▶ AIM OF THE TASK
Your reply must consist of the data below, reproduced character for character.

▶ TASK MATERIAL
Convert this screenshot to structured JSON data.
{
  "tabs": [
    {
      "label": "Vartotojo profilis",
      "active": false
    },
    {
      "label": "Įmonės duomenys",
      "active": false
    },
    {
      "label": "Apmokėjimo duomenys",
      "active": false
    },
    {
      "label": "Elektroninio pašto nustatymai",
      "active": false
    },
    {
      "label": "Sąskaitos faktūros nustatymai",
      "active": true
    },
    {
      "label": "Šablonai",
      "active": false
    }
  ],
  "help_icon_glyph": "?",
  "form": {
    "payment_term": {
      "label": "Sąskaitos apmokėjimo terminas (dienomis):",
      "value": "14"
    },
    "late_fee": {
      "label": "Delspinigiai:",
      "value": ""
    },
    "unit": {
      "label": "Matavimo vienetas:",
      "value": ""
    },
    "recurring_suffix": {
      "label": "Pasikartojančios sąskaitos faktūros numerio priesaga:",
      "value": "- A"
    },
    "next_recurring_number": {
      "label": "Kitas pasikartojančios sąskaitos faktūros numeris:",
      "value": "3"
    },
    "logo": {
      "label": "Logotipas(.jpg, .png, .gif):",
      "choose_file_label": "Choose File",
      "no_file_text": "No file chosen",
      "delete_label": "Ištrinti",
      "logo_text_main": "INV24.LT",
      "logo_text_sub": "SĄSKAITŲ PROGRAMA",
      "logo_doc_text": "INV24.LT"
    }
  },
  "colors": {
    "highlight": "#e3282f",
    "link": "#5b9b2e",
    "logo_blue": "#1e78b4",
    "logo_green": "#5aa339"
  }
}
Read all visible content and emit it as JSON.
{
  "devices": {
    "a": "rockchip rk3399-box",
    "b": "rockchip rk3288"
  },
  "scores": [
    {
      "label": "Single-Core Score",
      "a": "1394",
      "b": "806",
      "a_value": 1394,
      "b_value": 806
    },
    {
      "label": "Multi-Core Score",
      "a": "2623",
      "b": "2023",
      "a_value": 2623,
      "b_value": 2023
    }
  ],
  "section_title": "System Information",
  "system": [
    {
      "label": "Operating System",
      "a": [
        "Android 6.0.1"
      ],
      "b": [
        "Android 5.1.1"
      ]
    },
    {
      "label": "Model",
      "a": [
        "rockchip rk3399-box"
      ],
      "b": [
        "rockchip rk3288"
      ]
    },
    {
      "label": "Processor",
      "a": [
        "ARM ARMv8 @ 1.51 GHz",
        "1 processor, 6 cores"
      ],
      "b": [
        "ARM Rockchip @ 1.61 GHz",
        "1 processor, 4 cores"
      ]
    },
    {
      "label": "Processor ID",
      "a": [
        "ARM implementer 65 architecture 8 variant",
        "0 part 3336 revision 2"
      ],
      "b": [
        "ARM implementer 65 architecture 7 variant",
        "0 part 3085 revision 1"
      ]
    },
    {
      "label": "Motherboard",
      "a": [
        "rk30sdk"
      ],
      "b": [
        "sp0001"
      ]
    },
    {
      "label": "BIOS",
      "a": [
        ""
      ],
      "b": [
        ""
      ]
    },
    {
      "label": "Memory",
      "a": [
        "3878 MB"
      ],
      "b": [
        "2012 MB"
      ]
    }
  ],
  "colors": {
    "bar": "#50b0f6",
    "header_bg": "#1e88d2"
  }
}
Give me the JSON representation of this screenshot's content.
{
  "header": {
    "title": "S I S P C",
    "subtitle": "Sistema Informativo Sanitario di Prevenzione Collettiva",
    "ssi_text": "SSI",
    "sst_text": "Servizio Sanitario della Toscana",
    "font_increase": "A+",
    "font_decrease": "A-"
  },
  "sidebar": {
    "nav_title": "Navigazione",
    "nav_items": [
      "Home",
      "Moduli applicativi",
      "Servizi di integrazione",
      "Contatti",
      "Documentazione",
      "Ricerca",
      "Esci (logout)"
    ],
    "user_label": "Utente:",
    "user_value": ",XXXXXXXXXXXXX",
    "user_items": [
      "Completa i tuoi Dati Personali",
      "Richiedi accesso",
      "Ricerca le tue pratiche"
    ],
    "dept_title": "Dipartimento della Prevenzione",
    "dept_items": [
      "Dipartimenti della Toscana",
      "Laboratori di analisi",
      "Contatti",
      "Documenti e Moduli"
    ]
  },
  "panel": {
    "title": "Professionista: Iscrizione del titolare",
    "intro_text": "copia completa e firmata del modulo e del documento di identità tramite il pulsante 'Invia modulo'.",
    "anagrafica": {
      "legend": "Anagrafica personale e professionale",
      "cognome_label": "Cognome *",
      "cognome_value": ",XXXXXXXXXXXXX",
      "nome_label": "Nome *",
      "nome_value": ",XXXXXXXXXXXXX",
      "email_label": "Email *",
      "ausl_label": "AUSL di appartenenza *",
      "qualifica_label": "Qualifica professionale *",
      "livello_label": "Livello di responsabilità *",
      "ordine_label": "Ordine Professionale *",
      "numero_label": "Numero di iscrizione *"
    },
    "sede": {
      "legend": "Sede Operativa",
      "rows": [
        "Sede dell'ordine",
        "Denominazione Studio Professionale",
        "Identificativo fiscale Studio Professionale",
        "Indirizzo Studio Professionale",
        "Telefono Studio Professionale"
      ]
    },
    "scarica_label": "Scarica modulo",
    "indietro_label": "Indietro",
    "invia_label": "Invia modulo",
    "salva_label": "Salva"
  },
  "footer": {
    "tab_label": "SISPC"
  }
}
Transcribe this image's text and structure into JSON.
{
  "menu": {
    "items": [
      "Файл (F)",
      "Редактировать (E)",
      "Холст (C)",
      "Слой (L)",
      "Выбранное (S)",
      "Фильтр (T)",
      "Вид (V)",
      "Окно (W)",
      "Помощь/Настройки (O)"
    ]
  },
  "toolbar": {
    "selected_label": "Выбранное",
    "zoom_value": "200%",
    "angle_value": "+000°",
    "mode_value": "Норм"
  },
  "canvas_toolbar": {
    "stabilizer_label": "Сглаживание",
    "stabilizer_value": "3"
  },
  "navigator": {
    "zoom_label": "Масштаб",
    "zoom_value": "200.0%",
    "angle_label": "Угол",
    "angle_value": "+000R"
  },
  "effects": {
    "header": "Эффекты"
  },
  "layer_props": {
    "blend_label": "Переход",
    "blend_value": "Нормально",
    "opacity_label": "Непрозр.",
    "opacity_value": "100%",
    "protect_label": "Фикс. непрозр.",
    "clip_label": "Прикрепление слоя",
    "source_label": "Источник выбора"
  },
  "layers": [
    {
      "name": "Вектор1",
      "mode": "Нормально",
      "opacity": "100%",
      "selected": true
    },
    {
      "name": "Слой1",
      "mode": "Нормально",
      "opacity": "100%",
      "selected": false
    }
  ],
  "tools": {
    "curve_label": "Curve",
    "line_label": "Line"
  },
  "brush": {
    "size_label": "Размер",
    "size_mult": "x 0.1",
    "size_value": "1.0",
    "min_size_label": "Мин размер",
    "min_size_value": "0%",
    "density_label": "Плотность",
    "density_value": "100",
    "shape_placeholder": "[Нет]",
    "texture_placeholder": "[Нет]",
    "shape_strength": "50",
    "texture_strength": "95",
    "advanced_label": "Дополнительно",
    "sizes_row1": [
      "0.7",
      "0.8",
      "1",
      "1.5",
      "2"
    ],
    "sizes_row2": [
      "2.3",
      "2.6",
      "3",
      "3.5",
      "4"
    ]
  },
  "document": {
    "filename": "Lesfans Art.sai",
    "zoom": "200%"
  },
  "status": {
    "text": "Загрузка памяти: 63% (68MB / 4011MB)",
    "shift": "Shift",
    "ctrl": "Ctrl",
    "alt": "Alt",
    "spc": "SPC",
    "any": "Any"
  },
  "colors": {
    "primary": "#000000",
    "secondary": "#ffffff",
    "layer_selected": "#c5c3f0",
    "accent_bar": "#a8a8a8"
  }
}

▶ TASK OUTPUT
Convert this screenshot to structured JSON data.
{
  "tabs": [
    {
      "label": "Vartotojo profilis",
      "active": false
    },
    {
      "label": "Įmonės duomenys",
      "active": false
    },
    {
      "label": "Apmokėjimo duomenys",
      "active": false
    },
    {
      "label": "Elektroninio pašto nustatymai",
      "active": false
    },
    {
      "label": "Sąskaitos faktūros nustatymai",
      "active": true
    },
    {
      "label": "Šablonai",
      "active": false
    }
  ],
  "help_icon_glyph": "?",
  "form": {
    "payment_term": {
      "label": "Sąskaitos apmokėjimo terminas (dienomis):",
      "value": "14"
    },
    "late_fee": {
      "label": "Delspinigiai:",
      "value": ""
    },
    "unit": {
      "label": "Matavimo vienetas:",
      "value": ""
    },
    "recurring_suffix": {
      "label": "Pasikartojančios sąskaitos faktūros numerio priesaga:",
      "value": "- A"
    },
    "next_recurring_number": {
      "label": "Kitas pasikartojančios sąskaitos faktūros numeris:",
      "value": "3"
    },
    "logo": {
      "label": "Logotipas(.jpg, .png, .gif):",
      "choose_file_label": "Choose File",
      "no_file_text": "No file chosen",
      "delete_label": "Ištrinti",
      "logo_text_main": "INV24.LT",
      "logo_text_sub": "SĄSKAITŲ PROGRAMA",
      "logo_doc_text": "INV24.LT"
    }
  },
  "colors": {
    "highlight": "#e3282f",
    "link": "#5b9b2e",
    "logo_blue": "#1e78b4",
    "logo_green": "#5aa339"
  }
}
Read all visible content and emit it as JSON.
{
  "devices": {
    "a": "rockchip rk3399-box",
    "b": "rockchip rk3288"
  },
  "scores": [
    {
      "label": "Single-Core Score",
      "a": "1394",
      "b": "806",
      "a_value": 1394,
      "b_value": 806
    },
    {
      "label": "Multi-Core Score",
      "a": "2623",
      "b": "2023",
      "a_value": 2623,
      "b_value": 2023
    }
  ],
  "section_title": "System Information",
  "system": [
    {
      "label": "Operating System",
      "a": [
        "Android 6.0.1"
      ],
      "b": [
        "Android 5.1.1"
      ]
    },
    {
      "label": "Model",
      "a": [
        "rockchip rk3399-box"
      ],
      "b": [
        "rockchip rk3288"
      ]
    },
    {
      "label": "Processor",
      "a": [
        "ARM ARMv8 @ 1.51 GHz",
        "1 processor, 6 cores"
      ],
      "b": [
        "ARM Rockchip @ 1.61 GHz",
        "1 processor, 4 cores"
      ]
    },
    {
      "label": "Processor ID",
      "a": [
        "ARM implementer 65 architecture 8 variant",
        "0 part 3336 revision 2"
      ],
      "b": [
        "ARM implementer 65 architecture 7 variant",
        "0 part 3085 revision 1"
      ]
    },
    {
      "label": "Motherboard",
      "a": [
        "rk30sdk"
      ],
      "b": [
        "sp0001"
      ]
    },
    {
      "label": "BIOS",
      "a": [
        ""
      ],
      "b": [
        ""
      ]
    },
    {
      "label": "Memory",
      "a": [
        "3878 MB"
      ],
      "b": [
        "2012 MB"
      ]
    }
  ],
  "colors": {
    "bar": "#50b0f6",
    "header_bg": "#1e88d2"
  }
}
Give me the JSON representation of this screenshot's content.
{
  "header": {
    "title": "S I S P C",
    "subtitle": "Sistema Informativo Sanitario di Prevenzione Collettiva",
    "ssi_text": "SSI",
    "sst_text": "Servizio Sanitario della Toscana",
    "font_increase": "A+",
    "font_decrease": "A-"
  },
  "sidebar": {
    "nav_title": "Navigazione",
    "nav_items": [
      "Home",
      "Moduli applicativi",
      "Servizi di integrazione",
      "Contatti",
      "Documentazione",
      "Ricerca",
      "Esci (logout)"
    ],
    "user_label": "Utente:",
    "user_value": ",XXXXXXXXXXXXX",
    "user_items": [
      "Completa i tuoi Dati Personali",
      "Richiedi accesso",
      "Ricerca le tue pratiche"
    ],
    "dept_title": "Dipartimento della Prevenzione",
    "dept_items": [
      "Dipartimenti della Toscana",
      "Laboratori di analisi",
      "Contatti",
      "Documenti e Moduli"
    ]
  },
  "panel": {
    "title": "Professionista: Iscrizione del titolare",
    "intro_text": "copia completa e firmata del modulo e del documento di identità tramite il pulsante 'Invia modulo'.",
    "anagrafica": {
      "legend": "Anagrafica personale e professionale",
      "cognome_label": "Cognome *",
      "cognome_value": ",XXXXXXXXXXXXX",
      "nome_label": "Nome *",
      "nome_value": ",XXXXXXXXXXXXX",
      "email_label": "Email *",
      "ausl_label": "AUSL di appartenenza *",
      "qualifica_label": "Qualifica professionale *",
      "livello_label": "Livello di responsabilità *",
      "ordine_label": "Ordine Professionale *",
      "numero_label": "Numero di iscrizione *"
    },
    "sede": {
      "legend": "Sede Operativa",
      "rows": [
        "Sede dell'ordine",
        "Denominazione Studio Professionale",
        "Identificativo fiscale Studio Professionale",
        "Indirizzo Studio Professionale",
        "Telefono Studio Professionale"
      ]
    },
    "scarica_label": "Scarica modulo",
    "indietro_label": "Indietro",
    "invia_label": "Invia modulo",
    "salva_label": "Salva"
  },
  "footer": {
    "tab_label": "SISPC"
  }
}
Transcribe this image's text and structure into JSON.
{
  "menu": {
    "items": [
      "Файл (F)",
      "Редактировать (E)",
      "Холст (C)",
      "Слой (L)",
      "Выбранное (S)",
      "Фильтр (T)",
      "Вид (V)",
      "Окно (W)",
      "Помощь/Настройки (O)"
    ]
  },
  "toolbar": {
    "selected_label": "Выбранное",
    "zoom_value": "200%",
    "angle_value": "+000°",
    "mode_value": "Норм"
  },
  "canvas_toolbar": {
    "stabilizer_label": "Сглаживание",
    "stabilizer_value": "3"
  },
  "navigator": {
    "zoom_label": "Масштаб",
    "zoom_value": "200.0%",
    "angle_label": "Угол",
    "angle_value": "+000R"
  },
  "effects": {
    "header": "Эффекты"
  },
  "layer_props": {
    "blend_label": "Переход",
    "blend_value": "Нормально",
    "opacity_label": "Непрозр.",
    "opacity_value": "100%",
    "protect_label": "Фикс. непрозр.",
    "clip_label": "Прикрепление слоя",
    "source_label": "Источник выбора"
  },
  "layers": [
    {
      "name": "Вектор1",
      "mode": "Нормально",
      "opacity": "100%",
      "selected": true
    },
    {
      "name": "Слой1",
      "mode": "Нормально",
      "opacity": "100%",
      "selected": false
    }
  ],
  "tools": {
    "curve_label": "Curve",
    "line_label": "Line"
  },
  "brush": {
    "size_label": "Размер",
    "size_mult": "x 0.1",
    "size_value": "1.0",
    "min_size_label": "Мин размер",
    "min_size_value": "0%",
    "density_label": "Плотность",
    "density_value": "100",
    "shape_placeholder": "[Нет]",
    "texture_placeholder": "[Нет]",
    "shape_strength": "50",
    "texture_strength": "95",
    "advanced_label": "Дополнительно",
    "sizes_row1": [
      "0.7",
      "0.8",
      "1",
      "1.5",
      "2"
    ],
    "sizes_row2": [
      "2.3",
      "2.6",
      "3",
      "3.5",
      "4"
    ]
  },
  "document": {
    "filename": "Lesfans Art.sai",
    "zoom": "200%"
  },
  "status": {
    "text": "Загрузка памяти: 63% (68MB / 4011MB)",
    "shift": "Shift",
    "ctrl": "Ctrl",
    "alt": "Alt",
    "spc": "SPC",
    "any": "Any"
  },
  "colors": {
    "primary": "#000000",
    "secondary": "#ffffff",
    "layer_selected": "#c5c3f0",
    "accent_bar": "#a8a8a8"
  }
}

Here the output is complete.